The need for more data and research is just one of the barriers to larger-scale use of positron emission tomography/CT (PET/CT). Another issue is availability of resources.
The first commercial PET/CT systems began to appear in 2001, and the technology took off rapidly, but there are still only slightly more than 3,000 PET/CT systems in operation in the United States, according to David Townsend, PhD, who was involved with the development of the first PET/CT system and is the director of the molecular imaging and translational research program at the University of Tennessee Graduate School of Medicine in Knoxville.
"Last year there were something like 1.7 million PET/CT scans performed, whereas there were 20 million to 30 million CT scans done," Townsend says. "Certainly, there are still places where access to the technology is difficult, and it is not easy to get a PET/CT, so patients tend to be sent for CT."
However, he suggests that a bigger issue might simply be a lack of education about the benefits of PET/CT among physicians. "There is almost a knee-jerk reaction [to order a CT] because CT has been around since 1972," says Townsend. He notes that head and neck cancer patients often will be referred for a CT scan and then for a PET/CT when the physicians find that they need more information.

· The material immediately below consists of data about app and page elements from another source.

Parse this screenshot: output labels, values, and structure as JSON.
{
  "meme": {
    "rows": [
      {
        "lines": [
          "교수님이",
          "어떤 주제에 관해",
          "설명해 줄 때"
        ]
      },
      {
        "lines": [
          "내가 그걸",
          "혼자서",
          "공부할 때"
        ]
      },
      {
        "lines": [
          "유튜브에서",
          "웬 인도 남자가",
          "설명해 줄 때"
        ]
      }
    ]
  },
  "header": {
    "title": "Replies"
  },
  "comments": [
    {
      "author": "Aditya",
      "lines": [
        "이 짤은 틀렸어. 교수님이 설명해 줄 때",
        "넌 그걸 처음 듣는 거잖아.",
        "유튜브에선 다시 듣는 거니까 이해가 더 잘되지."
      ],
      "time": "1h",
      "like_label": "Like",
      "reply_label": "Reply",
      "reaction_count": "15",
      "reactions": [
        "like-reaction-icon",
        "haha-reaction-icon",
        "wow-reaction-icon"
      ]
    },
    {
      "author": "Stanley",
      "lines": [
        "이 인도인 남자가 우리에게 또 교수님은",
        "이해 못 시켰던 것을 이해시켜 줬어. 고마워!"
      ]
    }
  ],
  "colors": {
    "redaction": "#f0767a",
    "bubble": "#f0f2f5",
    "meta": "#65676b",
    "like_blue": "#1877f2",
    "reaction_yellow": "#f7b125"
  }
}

In many of these cases, patients simply could have had PET/CT in the first place, adds Townsend, noting that most major medical institutions now go straight to PET/CT in these cases.
Financial matters also clearly figure into utilization of PET/CT, according to Daniel Mollura, MD, a fellow in the Division of Nuclear Medicine, Department of Radiology, at Johns Hopkins University School of Medicine in Baltimore, MD. "There is a high cost associated with starting a PET/CT service in a medical center, so dropping reimbursements would make it more difficult for imaging centers to build the service," he says.
Despite these roadblocks, however, Mollura believes that additional research likely will drive increased utilization of PET/CT. "As more data is discovered, more oncologists may change their management patterns, which includes the choice of imaging modality for monitoring," he says.